WHAT NEEDS TO BE DONE -
What lines in the following entries hold the word "likes"? Copy each one.

MATERIAL SUPPLIED -

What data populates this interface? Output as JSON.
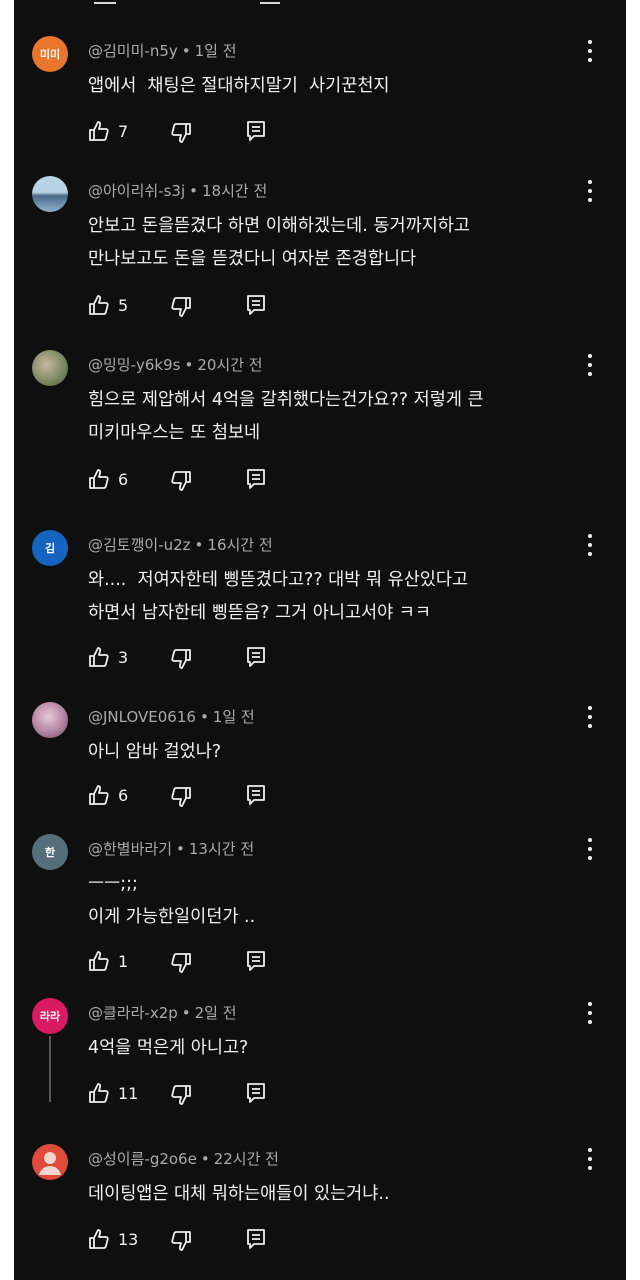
{
  "comments": [
    {
      "avatar_text": "미미",
      "avatar_color": "#e8762c",
      "author": "@김미미-n5y",
      "time": "1일 전",
      "text": "앱에서  채팅은 절대하지말기  사기꾼천지",
      "likes": "7"
    },
    {
      "avatar_text": "",
      "avatar_color": "#7fa9c6",
      "author": "@아이리쉬-s3j",
      "time": "18시간 전",
      "text": "안보고 돈을뜯겼다 하면 이해하겠는데. 동거까지하고\n만나보고도 돈을 뜯겼다니 여자분 존경합니다",
      "likes": "5"
    },
    {
      "avatar_text": "",
      "avatar_color": "#7c8a63",
      "author": "@밍밍-y6k9s",
      "time": "20시간 전",
      "text": "힘으로 제압해서 4억을 갈취했다는건가요?? 저렇게 큰\n미키마우스는 또 첨보네",
      "likes": "6"
    },
    {
      "avatar_text": "김",
      "avatar_color": "#1565c0",
      "author": "@김토깽이-u2z",
      "time": "16시간 전",
      "text": "와....  저여자한테 삥뜯겼다고?? 대박 뭐 유산있다고\n하면서 남자한테 삥뜯음? 그거 아니고서야 ㅋㅋ",
      "likes": "3"
    },
    {
      "avatar_text": "",
      "avatar_color": "#b98aa6",
      "author": "@JNLOVE0616",
      "time": "1일 전",
      "text": "아니 암바 걸었나?",
      "likes": "6"
    },
    {
      "avatar_text": "한",
      "avatar_color": "#546e7a",
      "author": "@한별바라기",
      "time": "13시간 전",
      "text": "ㅡㅡ;;;\n이게 가능한일이던가 ..",
      "likes": "1"
    },
    {
      "avatar_text": "라라",
      "avatar_color": "#d81b60",
      "author": "@클라라-x2p",
      "time": "2일 전",
      "text": "4억을 먹은게 아니고?",
      "likes": "11"
    },
    {
      "avatar_text": "",
      "avatar_color": "#e04a3a",
      "author": "@성이름-g2o6e",
      "time": "22시간 전",
      "text": "데이팅앱은 대체 뭐하는애들이 있는거냐..",
      "likes": "13"
    }
  ]
}
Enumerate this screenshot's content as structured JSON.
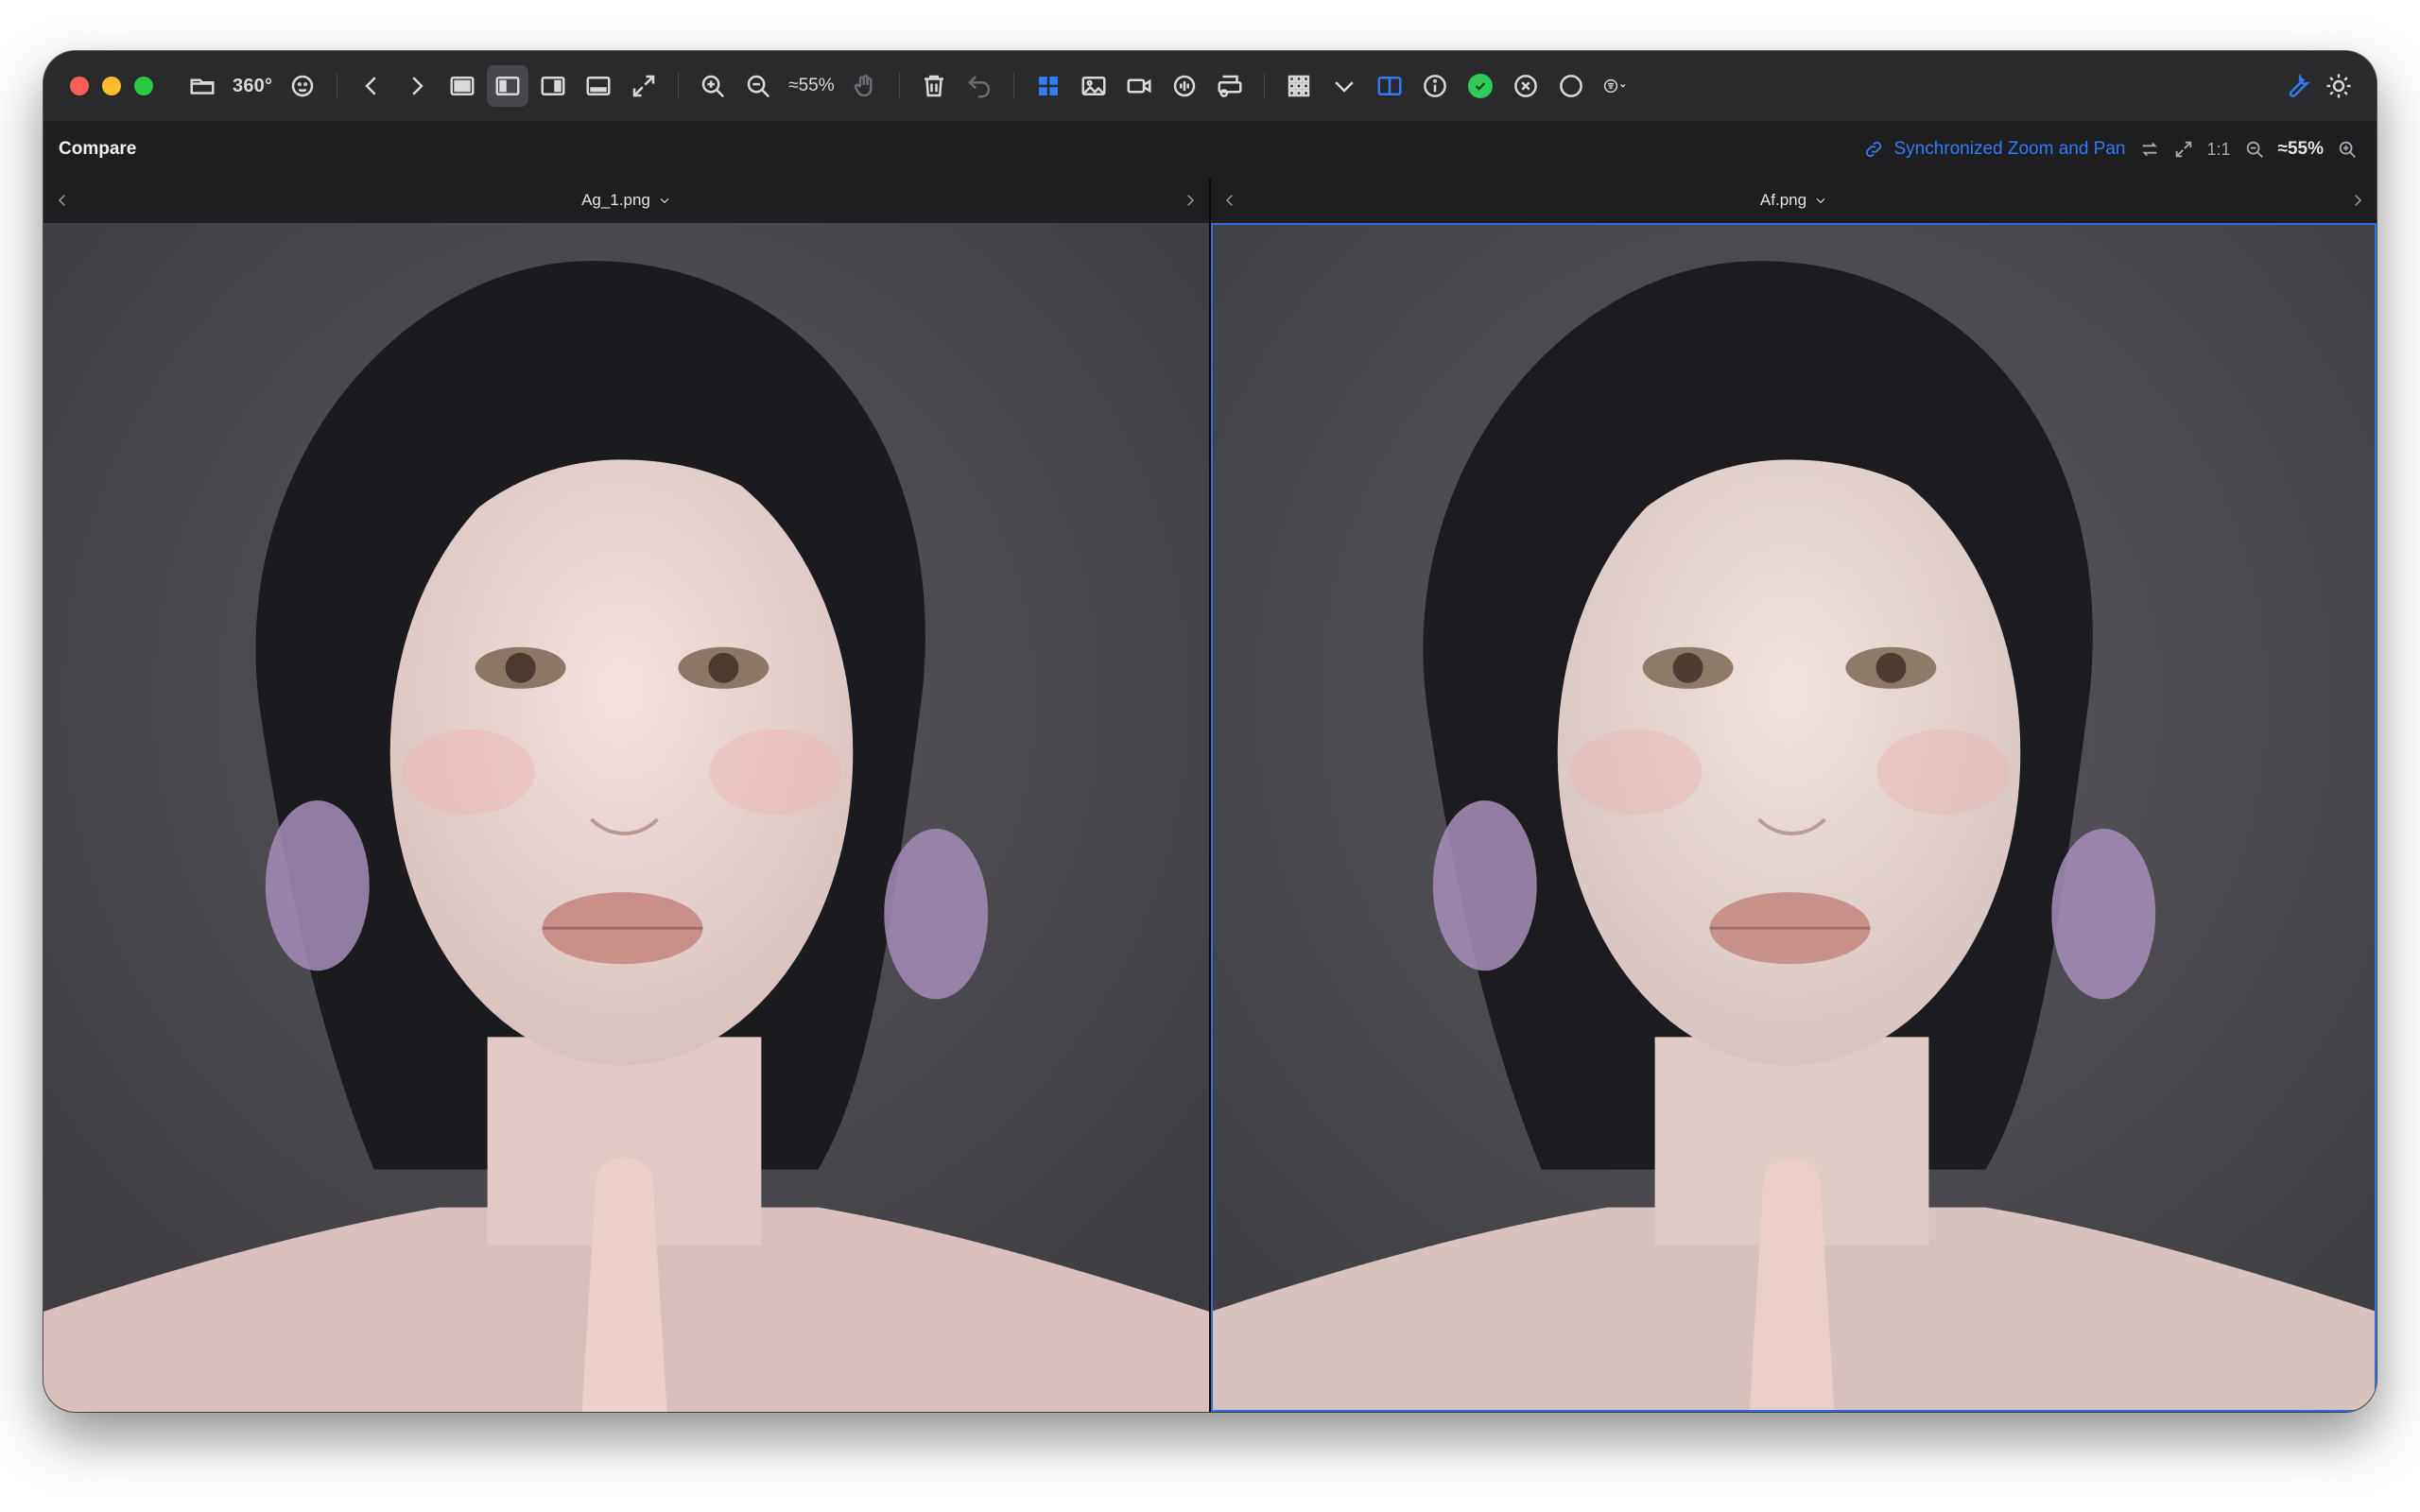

YOUR SOLUTION -
      "likes": "7"
      "likes": "5"
      "likes": "6"
      "likes": "3"
      "likes": "6"
      "likes": "1"
      "likes": "11"
      "likes": "13"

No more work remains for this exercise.